(Records supplied)

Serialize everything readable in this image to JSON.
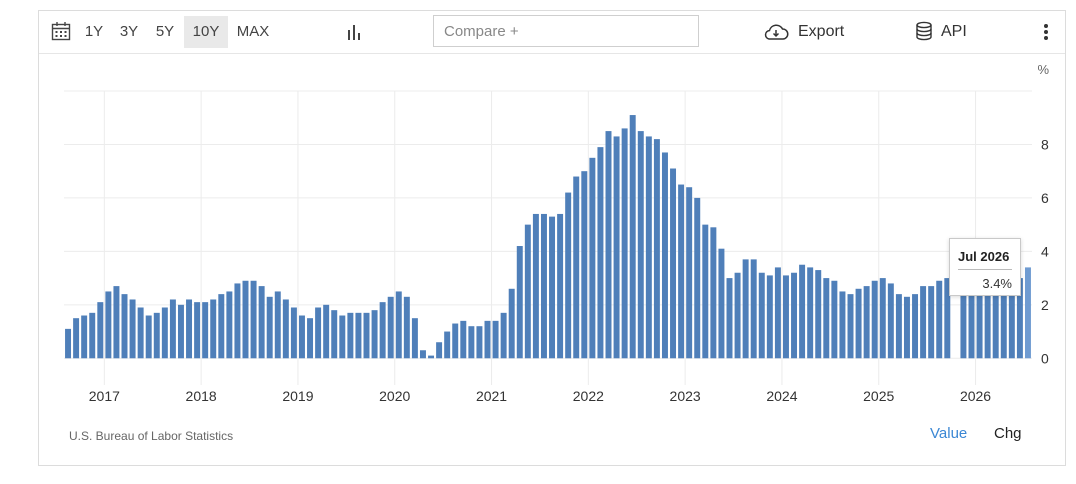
{
  "toolbar": {
    "ranges": [
      {
        "label": "1Y",
        "active": false
      },
      {
        "label": "3Y",
        "active": false
      },
      {
        "label": "5Y",
        "active": false
      },
      {
        "label": "10Y",
        "active": true
      },
      {
        "label": "MAX",
        "active": false
      }
    ],
    "compare_placeholder": "Compare +",
    "export_label": "Export",
    "api_label": "API"
  },
  "footer": {
    "source": "U.S. Bureau of Labor Statistics",
    "value_label": "Value",
    "chg_label": "Chg"
  },
  "tooltip": {
    "date": "Jul 2026",
    "value": "3.4%"
  },
  "colors": {
    "bar": "#4f7fb9",
    "bar_highlight": "#6f9bd1",
    "value_link": "#3b87d4"
  },
  "chart_data": {
    "type": "bar",
    "unit": "%",
    "x_start": "2016-08",
    "x_end": "2026-07",
    "x_tick_labels": [
      "2017",
      "2018",
      "2019",
      "2020",
      "2021",
      "2022",
      "2023",
      "2024",
      "2025",
      "2026"
    ],
    "ylim": [
      -1,
      10
    ],
    "y_ticks": [
      0,
      2,
      4,
      6,
      8
    ],
    "grid": true,
    "values": [
      1.1,
      1.5,
      1.6,
      1.7,
      2.1,
      2.5,
      2.7,
      2.4,
      2.2,
      1.9,
      1.6,
      1.7,
      1.9,
      2.2,
      2.0,
      2.2,
      2.1,
      2.1,
      2.2,
      2.4,
      2.5,
      2.8,
      2.9,
      2.9,
      2.7,
      2.3,
      2.5,
      2.2,
      1.9,
      1.6,
      1.5,
      1.9,
      2.0,
      1.8,
      1.6,
      1.7,
      1.7,
      1.7,
      1.8,
      2.1,
      2.3,
      2.5,
      2.3,
      1.5,
      0.3,
      0.1,
      0.6,
      1.0,
      1.3,
      1.4,
      1.2,
      1.2,
      1.4,
      1.4,
      1.7,
      2.6,
      4.2,
      5.0,
      5.4,
      5.4,
      5.3,
      5.4,
      6.2,
      6.8,
      7.0,
      7.5,
      7.9,
      8.5,
      8.3,
      8.6,
      9.1,
      8.5,
      8.3,
      8.2,
      7.7,
      7.1,
      6.5,
      6.4,
      6.0,
      5.0,
      4.9,
      4.1,
      3.0,
      3.2,
      3.7,
      3.7,
      3.2,
      3.1,
      3.4,
      3.1,
      3.2,
      3.5,
      3.4,
      3.3,
      3.0,
      2.9,
      2.5,
      2.4,
      2.6,
      2.7,
      2.9,
      3.0,
      2.8,
      2.4,
      2.3,
      2.4,
      2.7,
      2.7,
      2.9,
      3.0,
      null,
      3.0,
      3.0,
      3.0,
      3.0,
      3.0,
      3.0,
      3.0,
      3.0,
      3.4
    ]
  }
}
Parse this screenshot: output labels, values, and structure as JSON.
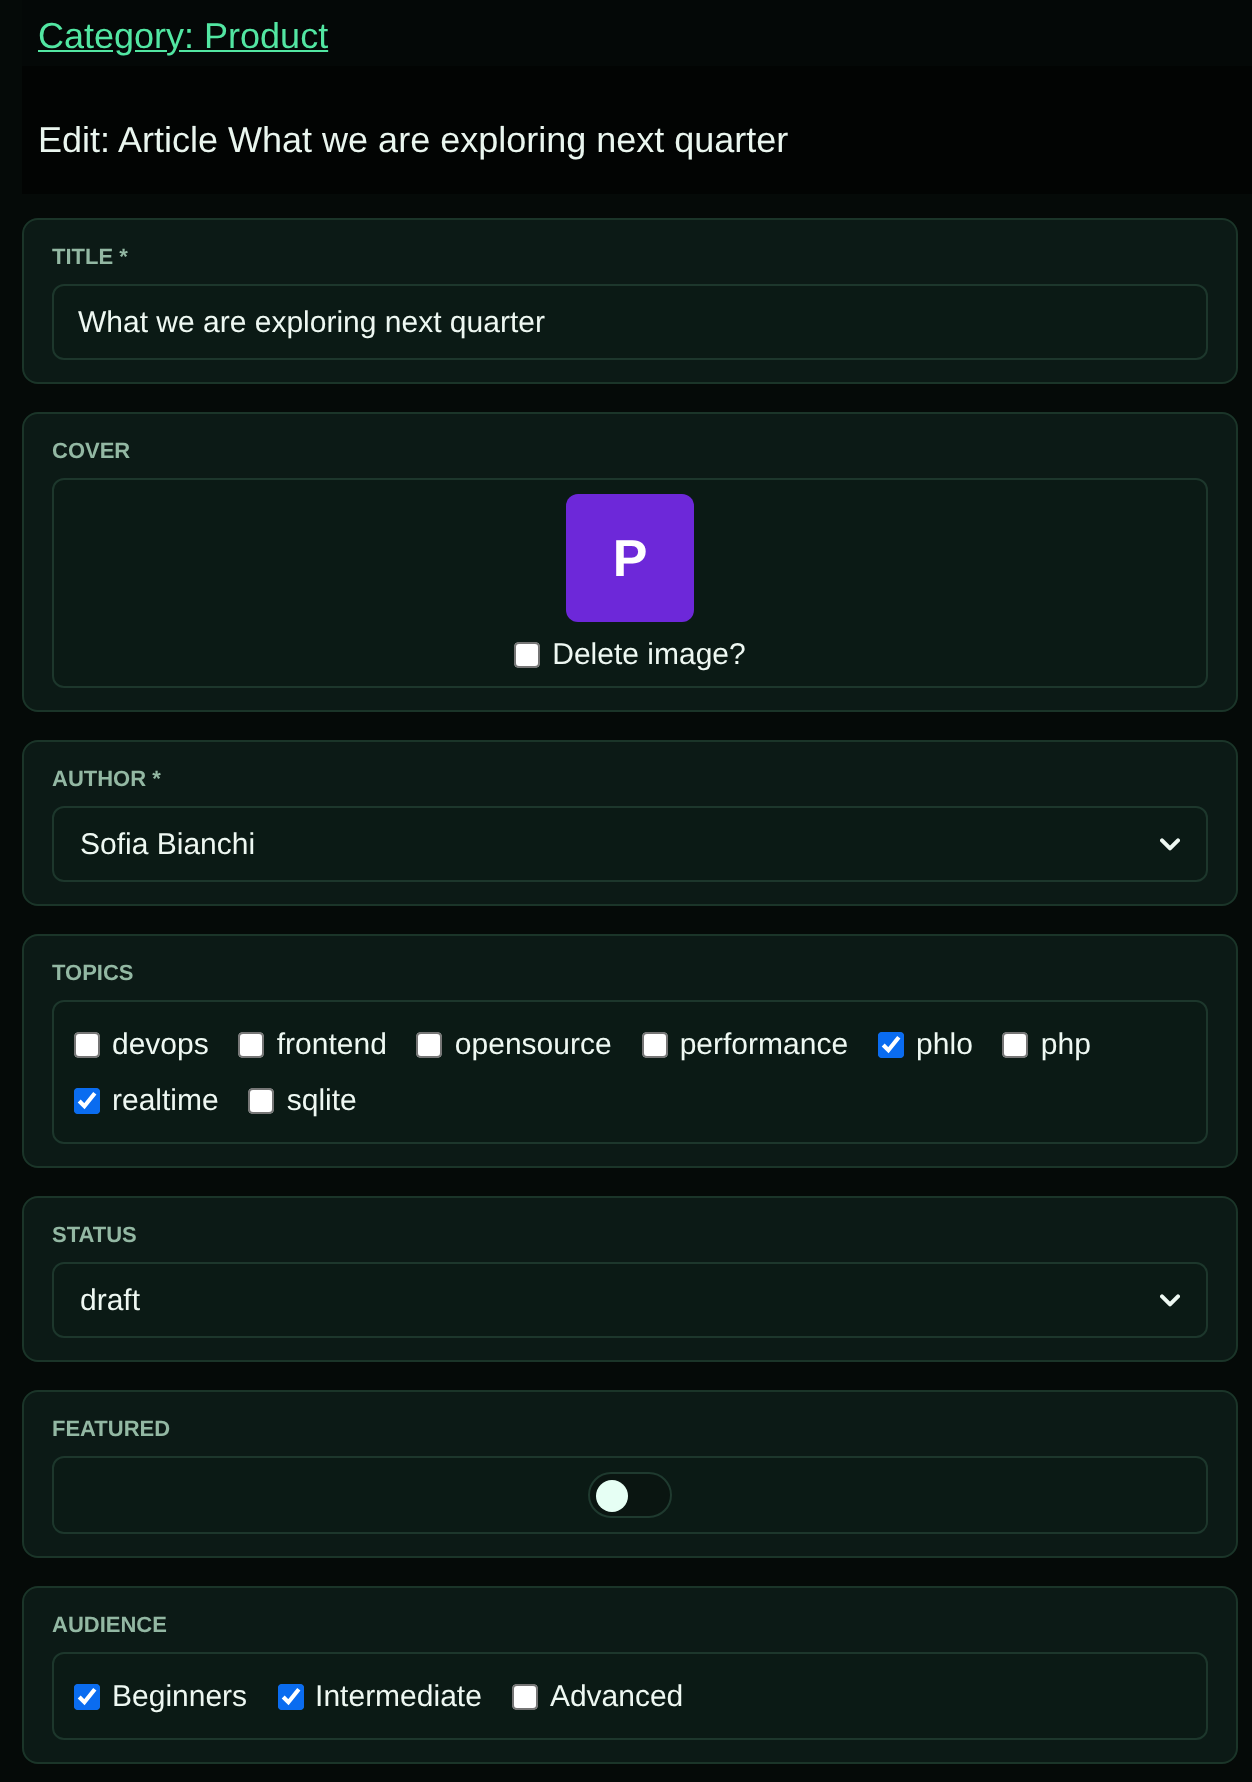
{
  "breadcrumb": {
    "link": "Category: Product"
  },
  "heading": "Edit: Article What we are exploring next quarter",
  "fields": [
    {
      "kind": "text",
      "label": "TITLE *",
      "value": "What we are exploring next quarter"
    },
    {
      "kind": "image",
      "label": "COVER",
      "image": {
        "letter": "P"
      },
      "delete": {
        "label": "Delete image?",
        "checked": false
      }
    },
    {
      "kind": "select",
      "label": "AUTHOR *",
      "value": "Sofia Bianchi"
    },
    {
      "kind": "checkboxes",
      "label": "TOPICS",
      "options": [
        {
          "label": "devops",
          "checked": false
        },
        {
          "label": "frontend",
          "checked": false
        },
        {
          "label": "opensource",
          "checked": false
        },
        {
          "label": "performance",
          "checked": false
        },
        {
          "label": "phlo",
          "checked": true
        },
        {
          "label": "php",
          "checked": false
        },
        {
          "label": "realtime",
          "checked": true
        },
        {
          "label": "sqlite",
          "checked": false
        }
      ]
    },
    {
      "kind": "select",
      "label": "STATUS",
      "value": "draft"
    },
    {
      "kind": "toggle",
      "label": "FEATURED",
      "on": false
    },
    {
      "kind": "checkboxes",
      "label": "AUDIENCE",
      "options": [
        {
          "label": "Beginners",
          "checked": true
        },
        {
          "label": "Intermediate",
          "checked": true
        },
        {
          "label": "Advanced",
          "checked": false
        }
      ]
    }
  ]
}
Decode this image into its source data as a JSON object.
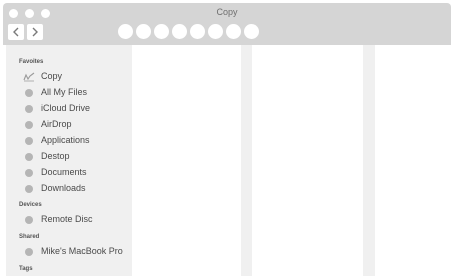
{
  "window": {
    "title": "Copy"
  },
  "toolbar": {
    "circle_count": 8
  },
  "sidebar": {
    "sections": [
      {
        "header": "Favoites",
        "items": [
          {
            "label": "Copy",
            "icon": "pencil-icon"
          },
          {
            "label": "All My Files",
            "icon": "circle-icon"
          },
          {
            "label": "iCloud Drive",
            "icon": "circle-icon"
          },
          {
            "label": "AirDrop",
            "icon": "circle-icon"
          },
          {
            "label": "Applications",
            "icon": "circle-icon"
          },
          {
            "label": "Destop",
            "icon": "circle-icon"
          },
          {
            "label": "Documents",
            "icon": "circle-icon"
          },
          {
            "label": "Downloads",
            "icon": "circle-icon"
          }
        ]
      },
      {
        "header": "Devices",
        "items": [
          {
            "label": "Remote Disc",
            "icon": "circle-icon"
          }
        ]
      },
      {
        "header": "Shared",
        "items": [
          {
            "label": "Mike's MacBook Pro",
            "icon": "circle-icon"
          }
        ]
      },
      {
        "header": "Tags",
        "items": []
      }
    ]
  },
  "colors": {
    "titlebar": "#d5d5d5",
    "sidebar": "#f0f0f0",
    "dot": "#b5b5b5"
  }
}
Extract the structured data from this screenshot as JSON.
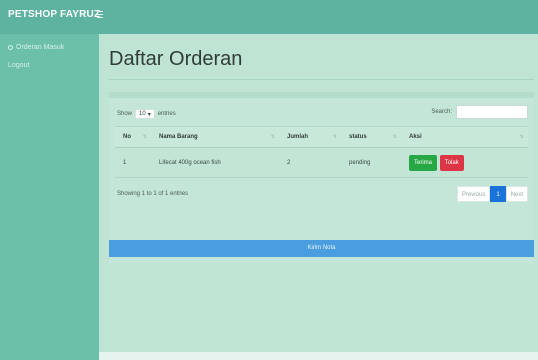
{
  "app": {
    "brand": "PETSHOP FAYRUZ"
  },
  "sidebar": {
    "items": [
      {
        "label": "Orderan Masuk"
      },
      {
        "label": "Logout"
      }
    ]
  },
  "page": {
    "title": "Daftar Orderan"
  },
  "table_controls": {
    "show_label": "Show",
    "length_value": "10",
    "entries_label": "entries",
    "search_label": "Search:",
    "search_value": ""
  },
  "table": {
    "columns": [
      "No",
      "Nama Barang",
      "Jumlah",
      "status",
      "Aksi"
    ],
    "rows": [
      {
        "no": "1",
        "nama_barang": "Lifecat 400g ocean fish",
        "jumlah": "2",
        "status": "pending",
        "actions": {
          "accept": "Terima",
          "reject": "Tolak"
        }
      }
    ]
  },
  "table_footer": {
    "info": "Showing 1 to 1 of 1 entries",
    "pagination": {
      "previous": "Previous",
      "current": "1",
      "next": "Next"
    }
  },
  "submit_button": {
    "label": "Kirim Nota"
  },
  "colors": {
    "topbar": "#5eb3a0",
    "sidebar": "#6cc0aa",
    "accept": "#28a745",
    "reject": "#dc3545",
    "primary": "#4a9ee0",
    "pager_active": "#1a73d9"
  }
}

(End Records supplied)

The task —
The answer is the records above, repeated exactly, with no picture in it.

Answer to this problem —
Serialize everything readable in this image to JSON.
{
  "toolbar": {
    "ranges": [
      {
        "label": "1Y",
        "active": false
      },
      {
        "label": "3Y",
        "active": false
      },
      {
        "label": "5Y",
        "active": false
      },
      {
        "label": "10Y",
        "active": true
      },
      {
        "label": "MAX",
        "active": false
      }
    ],
    "compare_placeholder": "Compare +",
    "export_label": "Export",
    "api_label": "API"
  },
  "footer": {
    "source": "U.S. Bureau of Labor Statistics",
    "value_label": "Value",
    "chg_label": "Chg"
  },
  "tooltip": {
    "date": "Jul 2026",
    "value": "3.4%"
  },
  "colors": {
    "bar": "#4f7fb9",
    "bar_highlight": "#6f9bd1",
    "value_link": "#3b87d4"
  },
  "chart_data": {
    "type": "bar",
    "unit": "%",
    "x_start": "2016-08",
    "x_end": "2026-07",
    "x_tick_labels": [
      "2017",
      "2018",
      "2019",
      "2020",
      "2021",
      "2022",
      "2023",
      "2024",
      "2025",
      "2026"
    ],
    "ylim": [
      -1,
      10
    ],
    "y_ticks": [
      0,
      2,
      4,
      6,
      8
    ],
    "grid": true,
    "values": [
      1.1,
      1.5,
      1.6,
      1.7,
      2.1,
      2.5,
      2.7,
      2.4,
      2.2,
      1.9,
      1.6,
      1.7,
      1.9,
      2.2,
      2.0,
      2.2,
      2.1,
      2.1,
      2.2,
      2.4,
      2.5,
      2.8,
      2.9,
      2.9,
      2.7,
      2.3,
      2.5,
      2.2,
      1.9,
      1.6,
      1.5,
      1.9,
      2.0,
      1.8,
      1.6,
      1.7,
      1.7,
      1.7,
      1.8,
      2.1,
      2.3,
      2.5,
      2.3,
      1.5,
      0.3,
      0.1,
      0.6,
      1.0,
      1.3,
      1.4,
      1.2,
      1.2,
      1.4,
      1.4,
      1.7,
      2.6,
      4.2,
      5.0,
      5.4,
      5.4,
      5.3,
      5.4,
      6.2,
      6.8,
      7.0,
      7.5,
      7.9,
      8.5,
      8.3,
      8.6,
      9.1,
      8.5,
      8.3,
      8.2,
      7.7,
      7.1,
      6.5,
      6.4,
      6.0,
      5.0,
      4.9,
      4.1,
      3.0,
      3.2,
      3.7,
      3.7,
      3.2,
      3.1,
      3.4,
      3.1,
      3.2,
      3.5,
      3.4,
      3.3,
      3.0,
      2.9,
      2.5,
      2.4,
      2.6,
      2.7,
      2.9,
      3.0,
      2.8,
      2.4,
      2.3,
      2.4,
      2.7,
      2.7,
      2.9,
      3.0,
      null,
      3.0,
      3.0,
      3.0,
      3.0,
      3.0,
      3.0,
      3.0,
      3.0,
      3.4
    ]
  }
}
Parse this screenshot: output labels, values, and structure as JSON.
{
  "breadcrumb": {
    "link": "Category: Product"
  },
  "heading": "Edit: Article What we are exploring next quarter",
  "fields": [
    {
      "kind": "text",
      "label": "TITLE *",
      "value": "What we are exploring next quarter"
    },
    {
      "kind": "image",
      "label": "COVER",
      "image": {
        "letter": "P"
      },
      "delete": {
        "label": "Delete image?",
        "checked": false
      }
    },
    {
      "kind": "select",
      "label": "AUTHOR *",
      "value": "Sofia Bianchi"
    },
    {
      "kind": "checkboxes",
      "label": "TOPICS",
      "options": [
        {
          "label": "devops",
          "checked": false
        },
        {
          "label": "frontend",
          "checked": false
        },
        {
          "label": "opensource",
          "checked": false
        },
        {
          "label": "performance",
          "checked": false
        },
        {
          "label": "phlo",
          "checked": true
        },
        {
          "label": "php",
          "checked": false
        },
        {
          "label": "realtime",
          "checked": true
        },
        {
          "label": "sqlite",
          "checked": false
        }
      ]
    },
    {
      "kind": "select",
      "label": "STATUS",
      "value": "draft"
    },
    {
      "kind": "toggle",
      "label": "FEATURED",
      "on": false
    },
    {
      "kind": "checkboxes",
      "label": "AUDIENCE",
      "options": [
        {
          "label": "Beginners",
          "checked": true
        },
        {
          "label": "Intermediate",
          "checked": true
        },
        {
          "label": "Advanced",
          "checked": false
        }
      ]
    }
  ]
}
Decode this image into its source data as a JSON object.
{
  "window": {
    "title": "Copy"
  },
  "toolbar": {
    "circle_count": 8
  },
  "sidebar": {
    "sections": [
      {
        "header": "Favoites",
        "items": [
          {
            "label": "Copy",
            "icon": "pencil-icon"
          },
          {
            "label": "All My Files",
            "icon": "circle-icon"
          },
          {
            "label": "iCloud Drive",
            "icon": "circle-icon"
          },
          {
            "label": "AirDrop",
            "icon": "circle-icon"
          },
          {
            "label": "Applications",
            "icon": "circle-icon"
          },
          {
            "label": "Destop",
            "icon": "circle-icon"
          },
          {
            "label": "Documents",
            "icon": "circle-icon"
          },
          {
            "label": "Downloads",
            "icon": "circle-icon"
          }
        ]
      },
      {
        "header": "Devices",
        "items": [
          {
            "label": "Remote Disc",
            "icon": "circle-icon"
          }
        ]
      },
      {
        "header": "Shared",
        "items": [
          {
            "label": "Mike's MacBook Pro",
            "icon": "circle-icon"
          }
        ]
      },
      {
        "header": "Tags",
        "items": []
      }
    ]
  },
  "colors": {
    "titlebar": "#d5d5d5",
    "sidebar": "#f0f0f0",
    "dot": "#b5b5b5"
  }
}
Extract the structured data from this screenshot as JSON.
{
  "app": {
    "brand": "PETSHOP FAYRUZ"
  },
  "sidebar": {
    "items": [
      {
        "label": "Orderan Masuk"
      },
      {
        "label": "Logout"
      }
    ]
  },
  "page": {
    "title": "Daftar Orderan"
  },
  "table_controls": {
    "show_label": "Show",
    "length_value": "10",
    "entries_label": "entries",
    "search_label": "Search:",
    "search_value": ""
  },
  "table": {
    "columns": [
      "No",
      "Nama Barang",
      "Jumlah",
      "status",
      "Aksi"
    ],
    "rows": [
      {
        "no": "1",
        "nama_barang": "Lifecat 400g ocean fish",
        "jumlah": "2",
        "status": "pending",
        "actions": {
          "accept": "Terima",
          "reject": "Tolak"
        }
      }
    ]
  },
  "table_footer": {
    "info": "Showing 1 to 1 of 1 entries",
    "pagination": {
      "previous": "Previous",
      "current": "1",
      "next": "Next"
    }
  },
  "submit_button": {
    "label": "Kirim Nota"
  },
  "colors": {
    "topbar": "#5eb3a0",
    "sidebar": "#6cc0aa",
    "accept": "#28a745",
    "reject": "#dc3545",
    "primary": "#4a9ee0",
    "pager_active": "#1a73d9"
  }
}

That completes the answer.